We have been seeing and hearing swallows occasionally throughout the summer. They fly so quickly, though, that up till now it has been impossible to identify what kind of swallows they are. I had been thinking that they might have been tree swallows because many of them seemed to have white undersides, and I also caught glimpses of blue when they came close enough.
Yesterday and today, though, about fifteen or twenty have been congregating near our house. Every time I stepped outside the door, they seemed to be swooping through the air around my yard. Even whizzing by within ten feet of my head, I still had trouble telling exactly what they were.
Until this morning. Fifteen of these swallows settled nicely in a row on the power line leading right to my front door. For the first time I was able to get a good look without them being in constant motion.
Photo courtesy of my husband, Stephen. Having the zoomed-in picture really helped with identification.
I grabbed my Handbook of Nature Study. I looked up tree swallows, and was excited to see that it said that tree swallows often congregate in early August before heading south. However, I saw almost immediately that these were not tree swallows, as they had a "collar" which tree swallows do not have. Also, a few of the swallows had more of a rusty-coloured underside. That made me think of barn swallows. But why did so many have white undersides?

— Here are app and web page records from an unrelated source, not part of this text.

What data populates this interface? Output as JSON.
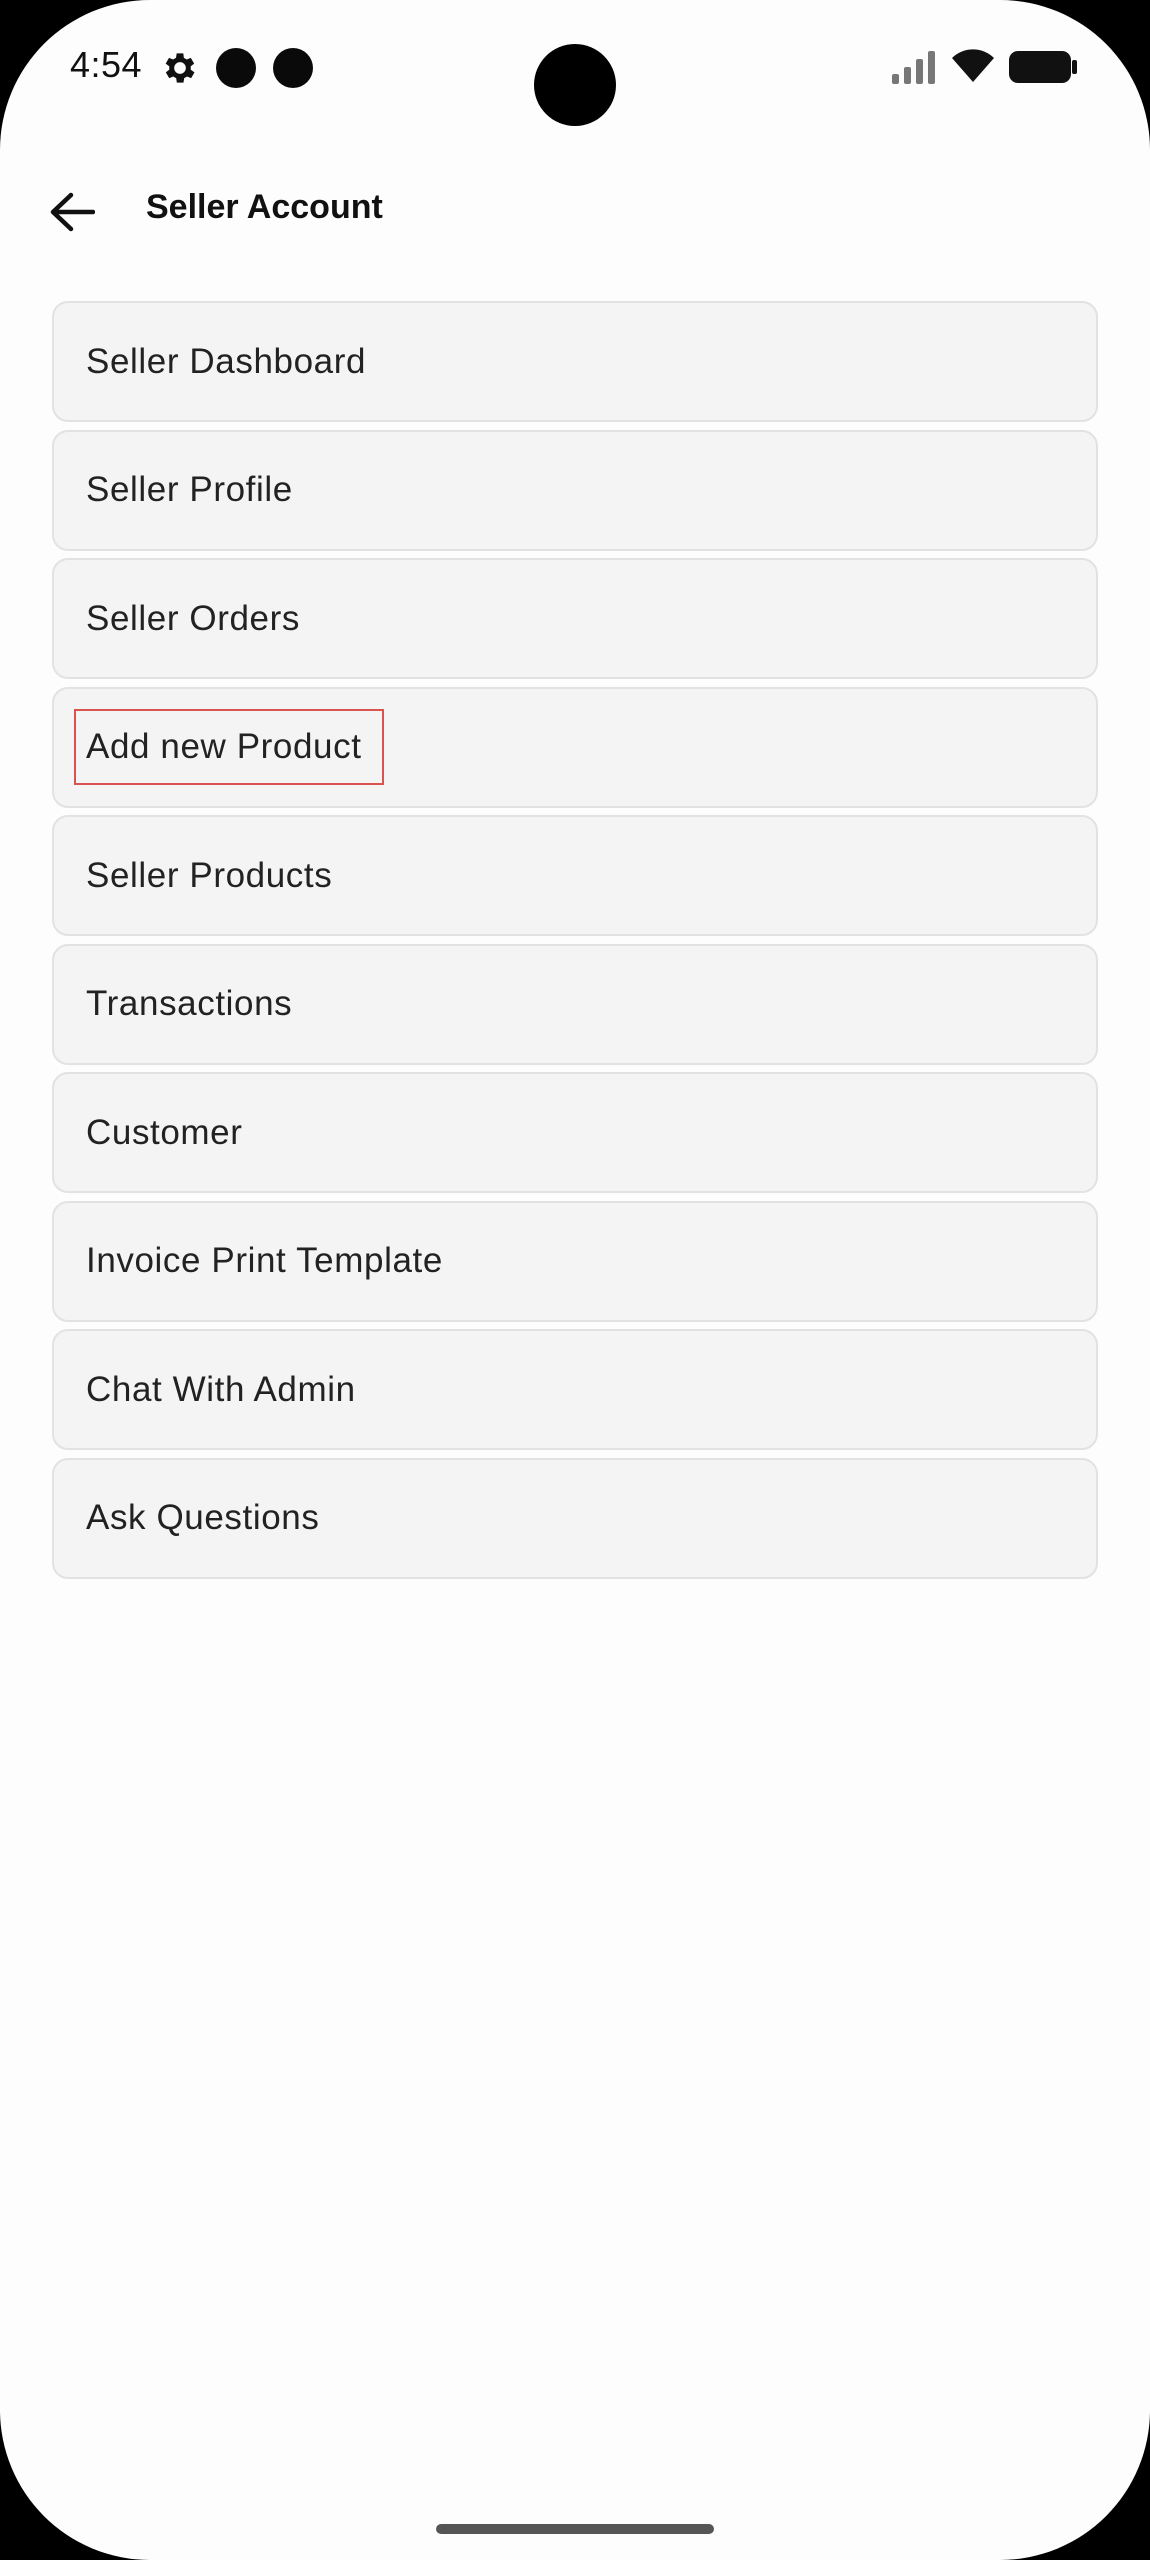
{
  "status_bar": {
    "time": "4:54",
    "icons": [
      "gear-icon",
      "notification-dot-icon",
      "notification-dot-icon",
      "signal-icon",
      "wifi-icon",
      "battery-icon"
    ]
  },
  "app_bar": {
    "back_icon": "arrow-left-icon",
    "title": "Seller Account"
  },
  "menu": {
    "items": [
      {
        "label": "Seller Dashboard"
      },
      {
        "label": "Seller Profile"
      },
      {
        "label": "Seller Orders"
      },
      {
        "label": "Add new Product",
        "highlighted": true
      },
      {
        "label": "Seller Products"
      },
      {
        "label": "Transactions"
      },
      {
        "label": "Customer"
      },
      {
        "label": "Invoice Print Template"
      },
      {
        "label": "Chat With Admin"
      },
      {
        "label": "Ask Questions"
      }
    ]
  },
  "colors": {
    "background": "#fdfdfd",
    "item_background": "#f4f4f4",
    "item_border": "#e2e2e2",
    "highlight_outline": "#d9534f",
    "text": "#222222"
  }
}
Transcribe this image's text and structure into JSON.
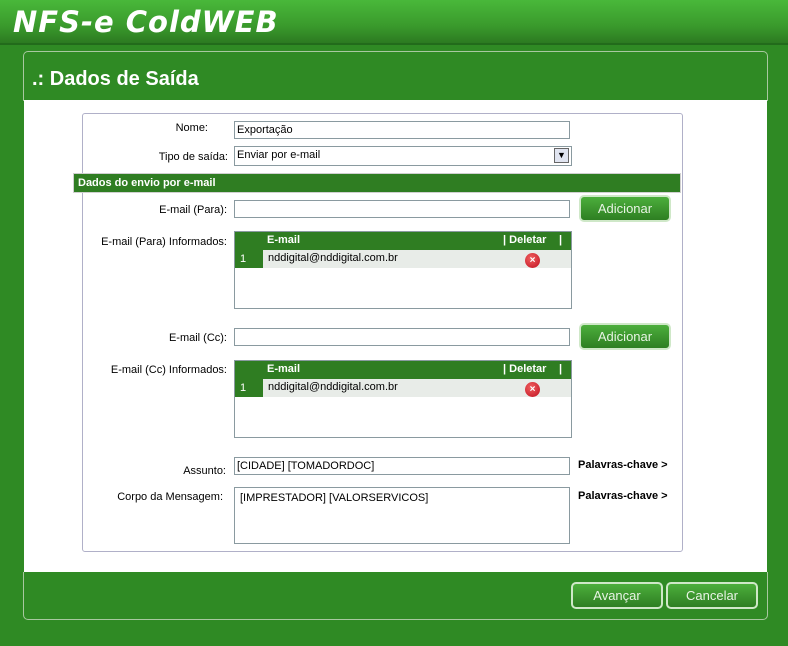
{
  "app": {
    "title": "NFS-e ColdWEB"
  },
  "page": {
    "title": ".: Dados de Saída"
  },
  "form": {
    "nome_label": "Nome:",
    "nome_value": "Exportação",
    "tipo_label": "Tipo de saída:",
    "tipo_value": "Enviar por e-mail",
    "section_title": "Dados do envio por e-mail",
    "para_label": "E-mail (Para):",
    "para_value": "",
    "para_list_label": "E-mail (Para) Informados:",
    "cc_label": "E-mail (Cc):",
    "cc_value": "",
    "cc_list_label": "E-mail (Cc) Informados:",
    "add_label": "Adicionar",
    "grid_headers": {
      "email": "E-mail",
      "delete": "| Deletar",
      "end": "|"
    },
    "para_rows": [
      {
        "num": "1",
        "email": "nddigital@nddigital.com.br"
      }
    ],
    "cc_rows": [
      {
        "num": "1",
        "email": "nddigital@nddigital.com.br"
      }
    ],
    "assunto_label": "Assunto:",
    "assunto_value": "[CIDADE] [TOMADORDOC]",
    "corpo_label": "Corpo da Mensagem:",
    "corpo_value": "[IMPRESTADOR] [VALORSERVICOS]",
    "keywords_label": "Palavras-chave >"
  },
  "footer": {
    "next": "Avançar",
    "cancel": "Cancelar"
  }
}
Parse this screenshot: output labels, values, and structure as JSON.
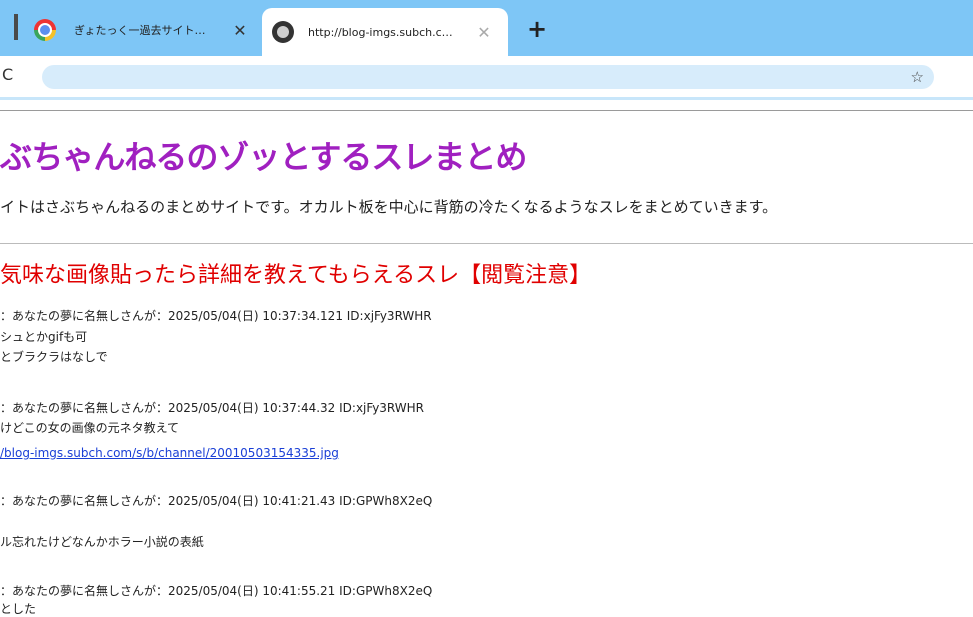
{
  "browser": {
    "tabs": [
      {
        "title": "ぎょたっく一過去サイト…",
        "close": "✕",
        "icon": "tab-favicon-icon"
      },
      {
        "title": "http://blog-imgs.subch.c…",
        "close": "✕",
        "icon": "github-icon"
      }
    ],
    "new_tab": "+",
    "reload": "C",
    "star": "☆",
    "address_value": ""
  },
  "page": {
    "site_title": "ぶちゃんねるのゾッとするスレまとめ",
    "site_desc": "イトはさぶちゃんねるのまとめサイトです。オカルト板を中心に背筋の冷たくなるようなスレをまとめていきます。",
    "thread_title": "気味な画像貼ったら詳細を教えてもらえるスレ【閲覧注意】",
    "posts": [
      {
        "header": "：あなたの夢に名無しさんが：2025/05/04(日) 10:37:34.121 ID:xjFy3RWHR",
        "lines": [
          "シュとかgifも可",
          "とブラクラはなしで"
        ]
      },
      {
        "header": "：あなたの夢に名無しさんが：2025/05/04(日) 10:37:44.32 ID:xjFy3RWHR",
        "lines": [
          "けどこの女の画像の元ネタ教えて"
        ],
        "link": "/blog-imgs.subch.com/s/b/channel/20010503154335.jpg"
      },
      {
        "header": "：あなたの夢に名無しさんが：2025/05/04(日) 10:41:21.43 ID:GPWh8X2eQ",
        "lines": [
          "ル忘れたけどなんかホラー小説の表紙"
        ]
      },
      {
        "header": "：あなたの夢に名無しさんが：2025/05/04(日) 10:41:55.21 ID:GPWh8X2eQ",
        "lines": [
          "とした"
        ]
      }
    ]
  }
}
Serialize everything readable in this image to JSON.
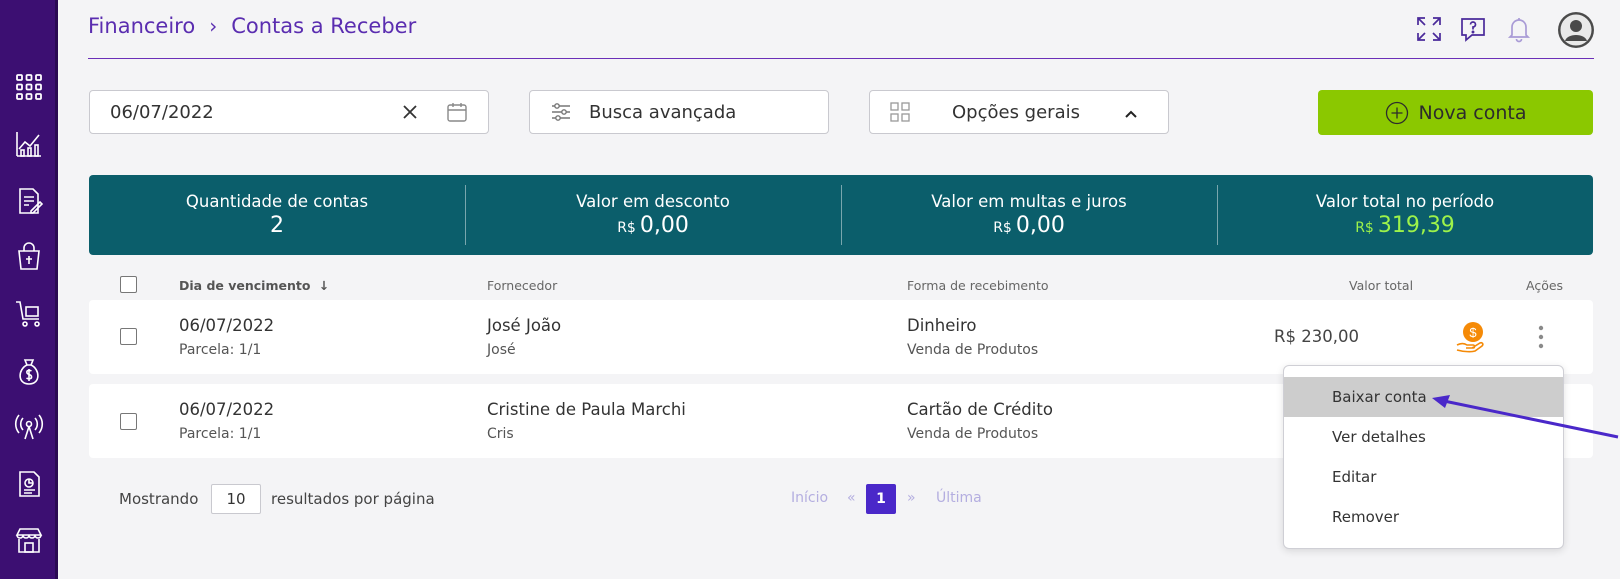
{
  "breadcrumb": {
    "root": "Financeiro",
    "separator": "›",
    "current": "Contas a Receber"
  },
  "header_icons": [
    "expand-icon",
    "help-chat-icon",
    "bell-icon",
    "user-avatar-icon"
  ],
  "sidebar": {
    "icons": [
      "apps-grid-icon",
      "chart-icon",
      "document-edit-icon",
      "shopping-bag-icon",
      "cart-icon",
      "money-bag-icon",
      "broadcast-icon",
      "report-icon",
      "store-icon"
    ]
  },
  "filters": {
    "date_value": "06/07/2022",
    "advanced_search_label": "Busca avançada",
    "general_options_label": "Opções gerais",
    "new_account_label": "Nova conta"
  },
  "summary": [
    {
      "label": "Quantidade de contas",
      "currency": "",
      "value": "2"
    },
    {
      "label": "Valor em desconto",
      "currency": "R$",
      "value": "0,00"
    },
    {
      "label": "Valor em multas e juros",
      "currency": "R$",
      "value": "0,00"
    },
    {
      "label": "Valor total no período",
      "currency": "R$",
      "value": "319,39"
    }
  ],
  "table": {
    "headers": {
      "due_date": "Dia de vencimento",
      "sort_arrow": "↓",
      "supplier": "Fornecedor",
      "payment": "Forma de recebimento",
      "total": "Valor total",
      "actions": "Ações"
    },
    "rows": [
      {
        "date": "06/07/2022",
        "parcel": "Parcela: 1/1",
        "supplier": "José João",
        "supplier_short": "José",
        "payment": "Dinheiro",
        "category": "Venda de Produtos",
        "total": "R$ 230,00"
      },
      {
        "date": "06/07/2022",
        "parcel": "Parcela: 1/1",
        "supplier": "Cristine de Paula Marchi",
        "supplier_short": "Cris",
        "payment": "Cartão de Crédito",
        "category": "Venda de Produtos",
        "total": ""
      }
    ]
  },
  "pagination": {
    "showing_label": "Mostrando",
    "per_page_value": "10",
    "per_page_label": "resultados por página",
    "first": "Início",
    "prev": "«",
    "current_page": "1",
    "next": "»",
    "last": "Última"
  },
  "action_menu": {
    "items": [
      "Baixar conta",
      "Ver detalhes",
      "Editar",
      "Remover"
    ],
    "active_index": 0
  },
  "colors": {
    "sidebar": "#3c0f72",
    "accent_purple": "#5a2db0",
    "summary_bg": "#0b5e6b",
    "new_button": "#8bc800",
    "highlight_green": "#9df24a",
    "pay_icon": "#f58a07"
  }
}
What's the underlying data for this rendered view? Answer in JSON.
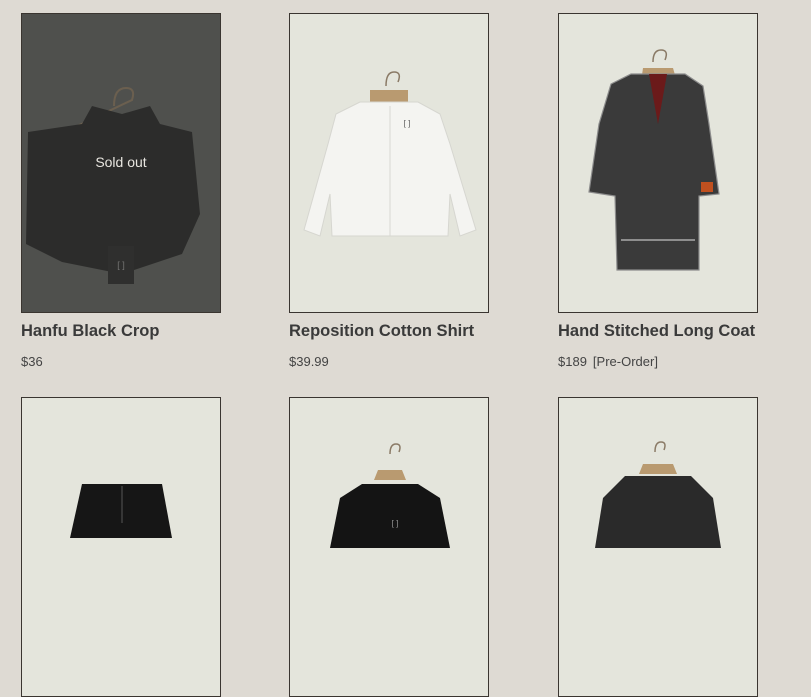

I looked up barn swallows at allaboutbirds.org. One of the nice things about this website is that it usually has pictures of male, female, and juvenile birds. In this case, female and juvenile birds both have whiter undersides than the males. I believe the bird in the middle of the picture above is a male, and the other two are females. There were also several less sleek, more fluffy-looking birds, and I think those must have been younger birds. The "typical song" also confirmed the identification. These birds always seem to be twittering.
I am so glad to have finally figured out what type "our" swallows are!
I think the one on the left is a juvenile, with an adult female on the right.